The Indian Union Muslim League (IUML) moved the top court against the new law on Thursday, arguing that the granting citizenship on the basis of religion was a violation of the constitution.
India has deployed a large number of troops into Assam state after people staged protests against the move of the Indian Prime Minister Narendra Modi’s government to facilitate all the people from the neighbouring countries to get the citizenship except for Muslims.
According to Reuters news agency, mobile and internet services have been suspended in several parts of the northeastern state, after the government issued a warning against use of social media to “inflame passions and thus exacerbate the law and order situation.”
Commenting on the Indian citizenship legislation, Pakistan’s Federal Minister for Railways Sheikh Rasheed Ahmed has said Modi was turning India into an extremist Hindu state.

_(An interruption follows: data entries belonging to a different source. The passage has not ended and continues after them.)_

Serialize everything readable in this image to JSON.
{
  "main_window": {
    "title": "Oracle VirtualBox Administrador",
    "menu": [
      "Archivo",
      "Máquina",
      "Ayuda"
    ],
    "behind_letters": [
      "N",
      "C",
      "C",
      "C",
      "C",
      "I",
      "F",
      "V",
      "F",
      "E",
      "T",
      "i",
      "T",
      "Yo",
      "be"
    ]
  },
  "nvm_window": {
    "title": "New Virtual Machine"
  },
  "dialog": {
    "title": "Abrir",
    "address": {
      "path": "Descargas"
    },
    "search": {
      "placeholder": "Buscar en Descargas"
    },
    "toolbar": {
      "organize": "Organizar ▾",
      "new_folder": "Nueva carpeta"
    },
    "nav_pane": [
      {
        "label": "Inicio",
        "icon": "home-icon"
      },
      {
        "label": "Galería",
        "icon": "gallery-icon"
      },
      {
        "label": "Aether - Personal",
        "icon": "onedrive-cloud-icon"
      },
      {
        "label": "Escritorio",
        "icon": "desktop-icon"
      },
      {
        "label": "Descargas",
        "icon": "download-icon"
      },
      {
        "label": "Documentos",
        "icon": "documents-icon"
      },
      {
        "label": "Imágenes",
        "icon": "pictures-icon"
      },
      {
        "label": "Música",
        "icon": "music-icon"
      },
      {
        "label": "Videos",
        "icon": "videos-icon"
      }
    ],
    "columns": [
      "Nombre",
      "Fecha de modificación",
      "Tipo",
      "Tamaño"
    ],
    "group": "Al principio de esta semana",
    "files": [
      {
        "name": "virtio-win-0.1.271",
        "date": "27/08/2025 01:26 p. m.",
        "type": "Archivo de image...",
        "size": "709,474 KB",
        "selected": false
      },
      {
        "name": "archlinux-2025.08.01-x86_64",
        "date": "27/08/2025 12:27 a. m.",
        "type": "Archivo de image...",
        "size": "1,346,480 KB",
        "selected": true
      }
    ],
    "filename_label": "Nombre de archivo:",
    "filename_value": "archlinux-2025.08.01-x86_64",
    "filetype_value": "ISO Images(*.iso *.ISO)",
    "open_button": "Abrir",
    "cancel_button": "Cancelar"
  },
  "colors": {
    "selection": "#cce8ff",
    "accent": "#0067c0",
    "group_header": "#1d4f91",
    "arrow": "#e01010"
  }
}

On Dec 9, expressing serious concerns over India’s passage of the CAB in the Lok Sabha (the lower house), the United States has sought sanctions against Indian Home Minister Amit Shah and other main leaders over the controversial legislation.
The bill offers Hindus, Sikhs, Buddhists, Jains, Parsis and Christians from Muslim-majority neighbouring countries – Pakistan, Afghanistan and Bangladesh – citizenship. While, there is no provision for Muslims in this bill.
The opposition parties in India has opposed the discriminatory bill, which was first tabled in 2016 but it could not be successful after an alliance party withdrew. This time it had garnered 311 votes in favor and merely 80 votes against it in the Lok Sabha. Now, it would be presented before the upper house.
The United States Commission on International Religious Freedom (USCIRF) has stated that America was ‘deeply troubled’ by the bill, scroll.in reported. It said the legislation was “a dangerous turn in the wrong direction”
“It runs counter to India’s rich history of secular pluralism and the Indian Constitution, which guarantees equality before the law regardless of faith,” USCIRF added.